Problem to solve>
Copy the data exactly, keeping every line intact.

Interface dataset entries
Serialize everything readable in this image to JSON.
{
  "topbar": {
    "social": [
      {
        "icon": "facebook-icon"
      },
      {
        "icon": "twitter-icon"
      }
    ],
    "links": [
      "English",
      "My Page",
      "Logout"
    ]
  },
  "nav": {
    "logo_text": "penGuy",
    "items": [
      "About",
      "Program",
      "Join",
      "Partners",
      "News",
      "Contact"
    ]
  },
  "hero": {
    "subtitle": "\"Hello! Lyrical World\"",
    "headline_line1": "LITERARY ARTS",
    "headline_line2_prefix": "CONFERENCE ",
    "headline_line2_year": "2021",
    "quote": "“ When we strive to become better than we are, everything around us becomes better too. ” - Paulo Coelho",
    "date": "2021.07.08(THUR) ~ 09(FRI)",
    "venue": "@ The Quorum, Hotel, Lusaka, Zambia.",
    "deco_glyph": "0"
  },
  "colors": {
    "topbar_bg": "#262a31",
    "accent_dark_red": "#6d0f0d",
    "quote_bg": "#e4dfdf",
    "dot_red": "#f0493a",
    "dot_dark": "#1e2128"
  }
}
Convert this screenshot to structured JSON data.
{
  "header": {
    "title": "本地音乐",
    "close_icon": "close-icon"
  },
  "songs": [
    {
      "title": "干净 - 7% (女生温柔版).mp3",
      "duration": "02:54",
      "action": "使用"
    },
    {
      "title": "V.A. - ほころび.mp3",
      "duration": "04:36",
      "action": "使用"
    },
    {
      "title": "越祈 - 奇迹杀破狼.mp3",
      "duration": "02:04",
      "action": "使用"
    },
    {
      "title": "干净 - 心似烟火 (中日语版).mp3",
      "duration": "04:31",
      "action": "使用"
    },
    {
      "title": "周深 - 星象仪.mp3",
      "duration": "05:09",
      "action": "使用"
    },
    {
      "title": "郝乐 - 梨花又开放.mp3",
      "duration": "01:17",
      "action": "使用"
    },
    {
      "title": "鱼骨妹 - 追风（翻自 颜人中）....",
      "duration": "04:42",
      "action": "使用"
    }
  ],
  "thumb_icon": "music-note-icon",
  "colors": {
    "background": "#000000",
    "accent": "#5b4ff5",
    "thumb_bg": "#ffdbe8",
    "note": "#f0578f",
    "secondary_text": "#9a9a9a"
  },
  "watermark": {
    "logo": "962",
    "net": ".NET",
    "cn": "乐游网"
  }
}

Result of the task>
Serialize everything readable in this image to JSON.
{
  "topbar": {
    "social": [
      {
        "icon": "facebook-icon"
      },
      {
        "icon": "twitter-icon"
      }
    ],
    "links": [
      "English",
      "My Page",
      "Logout"
    ]
  },
  "nav": {
    "logo_text": "penGuy",
    "items": [
      "About",
      "Program",
      "Join",
      "Partners",
      "News",
      "Contact"
    ]
  },
  "hero": {
    "subtitle": "\"Hello! Lyrical World\"",
    "headline_line1": "LITERARY ARTS",
    "headline_line2_prefix": "CONFERENCE ",
    "headline_line2_year": "2021",
    "quote": "“ When we strive to become better than we are, everything around us becomes better too. ” - Paulo Coelho",
    "date": "2021.07.08(THUR) ~ 09(FRI)",
    "venue": "@ The Quorum, Hotel, Lusaka, Zambia.",
    "deco_glyph": "0"
  },
  "colors": {
    "topbar_bg": "#262a31",
    "accent_dark_red": "#6d0f0d",
    "quote_bg": "#e4dfdf",
    "dot_red": "#f0493a",
    "dot_dark": "#1e2128"
  }
}
Convert this screenshot to structured JSON data.
{
  "header": {
    "title": "本地音乐",
    "close_icon": "close-icon"
  },
  "songs": [
    {
      "title": "干净 - 7% (女生温柔版).mp3",
      "duration": "02:54",
      "action": "使用"
    },
    {
      "title": "V.A. - ほころび.mp3",
      "duration": "04:36",
      "action": "使用"
    },
    {
      "title": "越祈 - 奇迹杀破狼.mp3",
      "duration": "02:04",
      "action": "使用"
    },
    {
      "title": "干净 - 心似烟火 (中日语版).mp3",
      "duration": "04:31",
      "action": "使用"
    },
    {
      "title": "周深 - 星象仪.mp3",
      "duration": "05:09",
      "action": "使用"
    },
    {
      "title": "郝乐 - 梨花又开放.mp3",
      "duration": "01:17",
      "action": "使用"
    },
    {
      "title": "鱼骨妹 - 追风（翻自 颜人中）....",
      "duration": "04:42",
      "action": "使用"
    }
  ],
  "thumb_icon": "music-note-icon",
  "colors": {
    "background": "#000000",
    "accent": "#5b4ff5",
    "thumb_bg": "#ffdbe8",
    "note": "#f0578f",
    "secondary_text": "#9a9a9a"
  },
  "watermark": {
    "logo": "962",
    "net": ".NET",
    "cn": "乐游网"
  }
}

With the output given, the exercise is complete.